SALT LAKE CITY — Democratic and Republican lawmakers joined together Wednesday to present a bill that would allow voters to rank their preferred candidates in certain elections.
Rep. Rebecca Chavez-Houck, D-Salt Lake City, asked Rep. Marc Roberts, R-Santaquin, to join her before the House Government Operations Committee to present HB349, a bill that would use ranked-choice voting in elections when there are more than two candidates on the ballot.
"I think my co-sponsor and I approached this from different perspectives, but we do believe in one thing and that is that voters should feel that their voices are heard," Chavez-Houck said.
She cited frustrations felt within both major parties as an opportunity to introduce ranked-choice voting.
HB349 would apply ranked voting broadly, from presidential races to municipal elections.
"This is something that I have been passionate about for quite some time now," Roberts said.
He previously attempted to pass a similar bill after legislation was approved to allow voters to select alternate delegates if their first choices were not able to attend a party convention. It also enabled unaffiliated voters to take part in party primaries.
"In our current climate, we don't vote for people, especially in the last election," Roberts said. "You end up voting against somebody."

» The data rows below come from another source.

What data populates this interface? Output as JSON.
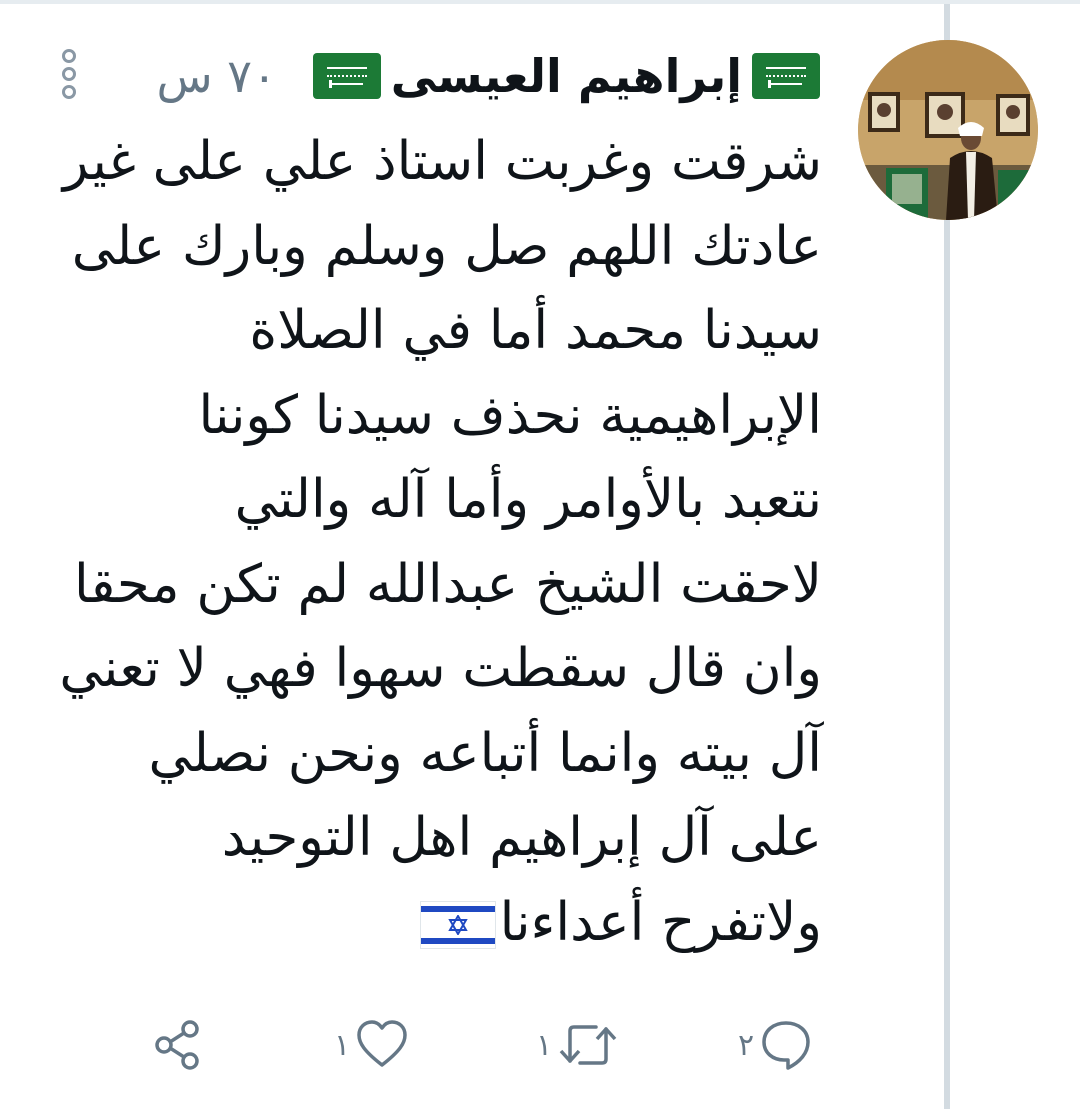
{
  "tweet": {
    "author": {
      "name": "إبراهيم العيسى",
      "avatar": "portrait-photo"
    },
    "timestamp": "٧٠ س",
    "flag_emoji": "saudi-arabia-flag",
    "trailing_emoji": "israel-flag",
    "text_lines": [
      "شرقت وغربت استاذ علي على غير",
      "عادتك اللهم صل وسلم وبارك على",
      "سيدنا محمد أما في الصلاة",
      "الإبراهيمية نحذف سيدنا كوننا",
      "نتعبد بالأوامر وأما آله والتي",
      "لاحقت الشيخ عبدالله لم تكن محقا",
      "وان قال سقطت سهوا فهي لا تعني",
      "آل بيته وانما أتباعه ونحن نصلي",
      "على آل إبراهيم اهل التوحيد",
      "ولاتفرح أعداءنا"
    ],
    "actions": {
      "reply": {
        "icon": "reply-icon",
        "count": "٢"
      },
      "retweet": {
        "icon": "retweet-icon",
        "count": "١"
      },
      "like": {
        "icon": "heart-icon",
        "count": "١"
      },
      "share": {
        "icon": "share-icon"
      }
    }
  },
  "colors": {
    "text": "#0f1419",
    "secondary": "#657786",
    "thread_line": "#d3dbe1",
    "saudi_green": "#1c7a36",
    "israel_blue": "#1f49c2"
  }
}
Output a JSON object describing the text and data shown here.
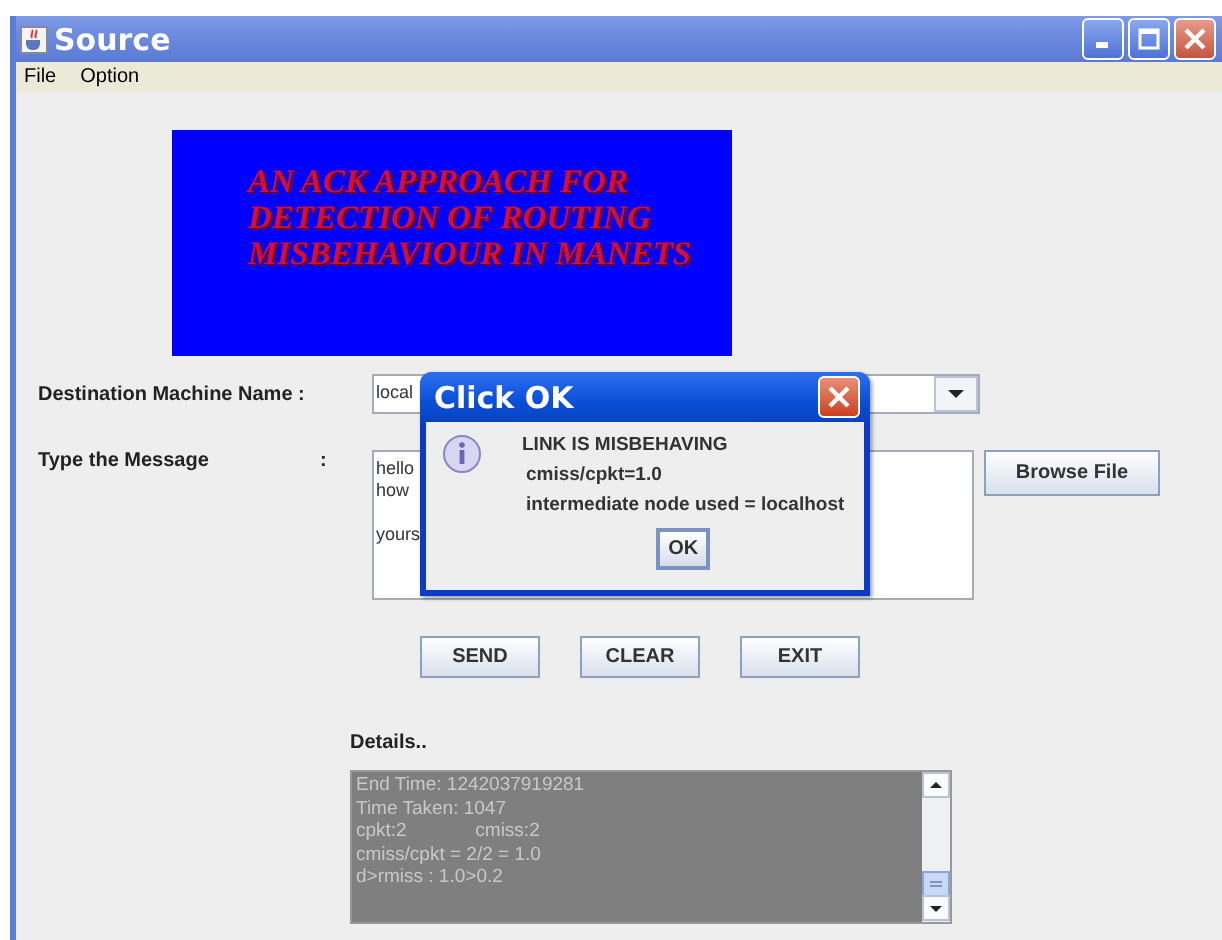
{
  "window": {
    "title": "Source"
  },
  "menu": [
    "File",
    "Option"
  ],
  "banner": {
    "lines": [
      "AN ACK APPROACH FOR",
      "DETECTION OF ROUTING",
      "MISBEHAVIOUR IN MANETS"
    ]
  },
  "destination": {
    "label": "Destination Machine Name :",
    "value": "local"
  },
  "message": {
    "label": "Type the Message",
    "colon": ":",
    "value": "hello\nhow\n\nyours"
  },
  "browse_button": "Browse File",
  "buttons": [
    "SEND",
    "CLEAR",
    "EXIT"
  ],
  "details": {
    "label": "Details..",
    "lines": [
      "End Time: 1242037919281",
      "Time Taken: 1047",
      "cpkt:2             cmiss:2",
      "cmiss/cpkt = 2/2 = 1.0",
      "d>rmiss : 1.0>0.2"
    ]
  },
  "dialog": {
    "title": "Click OK",
    "lines": [
      "LINK IS MISBEHAVING",
      "cmiss/cpkt=1.0",
      "intermediate node used = localhost"
    ],
    "button": "OK"
  }
}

He cited Australia as an example of a country that has successfully implemented ranked voting.
"I think if we are going to be honest with ourselves, we should consider this at all forms of government," Roberts said.
Brendan Phillips, a self-described third-party voter, said his voting preferences have often drawn the accusation that he was spoiling the chances of more viable candidates.
"I don't see it that way, and I would like to be able to vote for the candidate of my conscience," Phillips said. "Ranked-choice voting allows me to do that and still have some say in the other candidates."
Nancy Lord, a former Republican national committeewoman representing Utah, said a ranked-voting system would resolve issues with a plurality vote.
"Runoffs are the past. Ranked-choice voting is the future," Lord said.
The ranked-choice voting method, she said, would also encourage friendlier campaigns.
Arie Van De Graaff, a legislative analyst for the Utah Association of Counties, said Utah's counties "have concern with this idea of ranked-choice voting."
"Administratively, this is something we cannot do right now. In order to do it, we would have to have all new equipment," he said.
Van De Graff was the only member of the public to oppose the measure, citing a $10 million cost in getting the voting machines to handle the specific election.
HB349 does not yet have any money appropriated to cover the cost of the machines.
Roberts said he had appealed to the lieutenant governor's office to replace the voting machines with technology that can support a ranked-choice vote.
The committee voted 8-1 to pass the measure to the House floor for further consideration.
Rep. Merrill Nelson, R-Grantsville, cast the dissenting vote.